We have all been there and can relate to this scene. In my younger years, I would have been discreetly rolling my eyes and cursing my bad luck to pick the slowest line. Life can be one busy obligation after another with places to go, things to do, and people to meet. Interruptions and delays are not welcomed in over-scheduled days.

Now that my husband is semi-retired and our boys are on their own, life isn’t so crazy. My days are still full, but there is much more flexibility in my schedule. Impatient tendencies can creep back in, but refreshing grace abounds more so. (Besides, I find that I can be the one who is slowing down the line!)

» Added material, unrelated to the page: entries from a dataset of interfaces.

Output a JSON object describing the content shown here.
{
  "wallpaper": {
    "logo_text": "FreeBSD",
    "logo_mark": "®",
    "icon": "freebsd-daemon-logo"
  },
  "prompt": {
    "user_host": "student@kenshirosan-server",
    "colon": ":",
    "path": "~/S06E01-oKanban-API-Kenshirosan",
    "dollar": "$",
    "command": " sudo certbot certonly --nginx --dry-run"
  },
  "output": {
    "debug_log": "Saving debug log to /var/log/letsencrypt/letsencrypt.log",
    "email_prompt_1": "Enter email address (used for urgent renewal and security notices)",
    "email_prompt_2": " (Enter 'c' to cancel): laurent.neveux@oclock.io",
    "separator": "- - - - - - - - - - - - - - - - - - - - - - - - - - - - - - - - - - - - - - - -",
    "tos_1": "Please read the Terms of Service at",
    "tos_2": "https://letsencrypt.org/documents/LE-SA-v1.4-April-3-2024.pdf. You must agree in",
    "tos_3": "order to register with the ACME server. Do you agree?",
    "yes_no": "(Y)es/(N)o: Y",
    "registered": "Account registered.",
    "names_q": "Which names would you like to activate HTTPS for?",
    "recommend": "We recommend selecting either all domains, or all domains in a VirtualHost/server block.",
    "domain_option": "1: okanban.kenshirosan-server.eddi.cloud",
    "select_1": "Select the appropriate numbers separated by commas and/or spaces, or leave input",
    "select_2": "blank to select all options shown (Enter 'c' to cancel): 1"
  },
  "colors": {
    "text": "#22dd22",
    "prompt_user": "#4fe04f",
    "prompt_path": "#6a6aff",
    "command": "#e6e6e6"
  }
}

Situations like the grocery store scene always remind me of Proverbs 3:27. The words are a clear command from Scripture. Do not withhold good from those who deserve it, when it is in your power to act. Our importance, our schedules, and our busyness do not exempt us from doing good. We are to judge the need rather than the person. There are no limitations on the good we are to do. The good doesn’t have to be earth-shattering, just a simple act of love for that given moment in time.

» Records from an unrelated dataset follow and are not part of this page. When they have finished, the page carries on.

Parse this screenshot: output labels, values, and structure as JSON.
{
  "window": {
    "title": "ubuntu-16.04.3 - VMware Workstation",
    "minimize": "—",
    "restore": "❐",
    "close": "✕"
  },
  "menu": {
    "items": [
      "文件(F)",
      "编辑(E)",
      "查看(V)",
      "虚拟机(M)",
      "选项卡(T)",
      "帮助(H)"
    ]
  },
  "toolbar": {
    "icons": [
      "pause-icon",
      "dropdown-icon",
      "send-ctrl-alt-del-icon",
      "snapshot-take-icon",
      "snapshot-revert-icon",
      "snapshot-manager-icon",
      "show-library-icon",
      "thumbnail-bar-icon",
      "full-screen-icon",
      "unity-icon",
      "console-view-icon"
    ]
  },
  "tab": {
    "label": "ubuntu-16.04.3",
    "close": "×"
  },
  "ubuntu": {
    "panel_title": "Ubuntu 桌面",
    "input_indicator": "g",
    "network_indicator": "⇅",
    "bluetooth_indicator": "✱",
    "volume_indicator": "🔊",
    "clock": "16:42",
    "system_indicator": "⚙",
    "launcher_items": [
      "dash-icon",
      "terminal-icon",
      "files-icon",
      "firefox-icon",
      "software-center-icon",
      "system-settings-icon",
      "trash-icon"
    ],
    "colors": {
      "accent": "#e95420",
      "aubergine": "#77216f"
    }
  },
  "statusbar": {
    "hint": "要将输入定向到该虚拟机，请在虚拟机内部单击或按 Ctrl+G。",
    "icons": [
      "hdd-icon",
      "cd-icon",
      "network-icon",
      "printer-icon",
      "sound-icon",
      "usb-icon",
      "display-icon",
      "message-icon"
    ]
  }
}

The man was still finishing up when it was my turn to check out. I approached him with a smile, offered my help, and then wished him a good day as he went on his way. It didn’t take much effort on my part, but it sure felt good to act.

We all have the power to act with kindness, a smile, and an extra dose of patience for those around us, wherever we find ourselves. What good do you have to offer to someone in need? More importantly, what good are you holding back? God gives us the opportunities and His goodness to share with others. It is a responsibility, a privilege, a blessing, and sometimes a sacrifice to act. Done in the power of God’s love, joy results!

1 John 2:5

But if anyone obeys his word, God’s love is truly made complete in him. This is how we know we are in him: